Component data from apps and pages -
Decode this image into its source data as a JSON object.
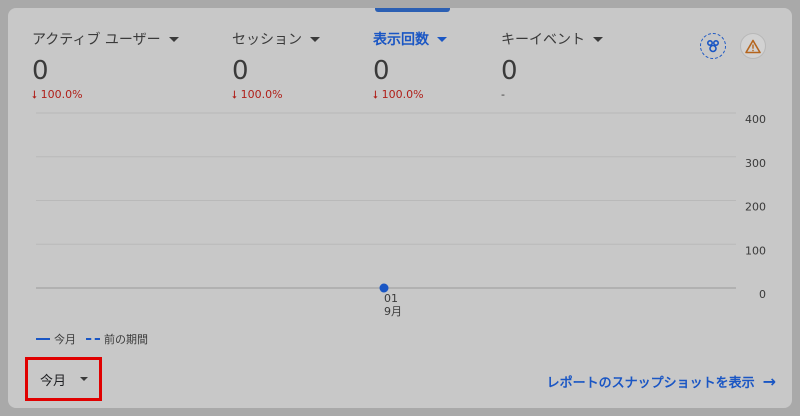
{
  "metrics": [
    {
      "label": "アクティブ ユーザー",
      "value": "0",
      "change": "100.0%",
      "direction": "down"
    },
    {
      "label": "セッション",
      "value": "0",
      "change": "100.0%",
      "direction": "down"
    },
    {
      "label": "表示回数",
      "value": "0",
      "change": "100.0%",
      "direction": "down",
      "selected": true
    },
    {
      "label": "キーイベント",
      "value": "0",
      "change": "-",
      "direction": "none"
    }
  ],
  "icons": {
    "insights": "insights-icon",
    "warning": "warning-icon"
  },
  "chart_data": {
    "type": "line",
    "y_ticks": [
      "400",
      "300",
      "200",
      "100",
      "0"
    ],
    "ylim": [
      0,
      400
    ],
    "x_tick": {
      "day": "01",
      "month": "9月"
    },
    "series": [
      {
        "name": "今月",
        "points": [
          {
            "x": "01 9月",
            "y": 0
          }
        ],
        "style": "solid"
      },
      {
        "name": "前の期間",
        "points": [],
        "style": "dashed"
      }
    ]
  },
  "legend": {
    "current": "今月",
    "previous": "前の期間"
  },
  "period_selector": {
    "value": "今月"
  },
  "report_link": {
    "label": "レポートのスナップショットを表示"
  },
  "colors": {
    "accent": "#1a56c4",
    "decrease": "#b0201a",
    "highlight_border": "#e00000"
  }
}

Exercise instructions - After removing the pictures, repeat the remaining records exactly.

Written answer -
Decode this image into its source data as a JSON object.
{
  "metrics": [
    {
      "label": "アクティブ ユーザー",
      "value": "0",
      "change": "100.0%",
      "direction": "down"
    },
    {
      "label": "セッション",
      "value": "0",
      "change": "100.0%",
      "direction": "down"
    },
    {
      "label": "表示回数",
      "value": "0",
      "change": "100.0%",
      "direction": "down",
      "selected": true
    },
    {
      "label": "キーイベント",
      "value": "0",
      "change": "-",
      "direction": "none"
    }
  ],
  "icons": {
    "insights": "insights-icon",
    "warning": "warning-icon"
  },
  "chart_data": {
    "type": "line",
    "y_ticks": [
      "400",
      "300",
      "200",
      "100",
      "0"
    ],
    "ylim": [
      0,
      400
    ],
    "x_tick": {
      "day": "01",
      "month": "9月"
    },
    "series": [
      {
        "name": "今月",
        "points": [
          {
            "x": "01 9月",
            "y": 0
          }
        ],
        "style": "solid"
      },
      {
        "name": "前の期間",
        "points": [],
        "style": "dashed"
      }
    ]
  },
  "legend": {
    "current": "今月",
    "previous": "前の期間"
  },
  "period_selector": {
    "value": "今月"
  },
  "report_link": {
    "label": "レポートのスナップショットを表示"
  },
  "colors": {
    "accent": "#1a56c4",
    "decrease": "#b0201a",
    "highlight_border": "#e00000"
  }
}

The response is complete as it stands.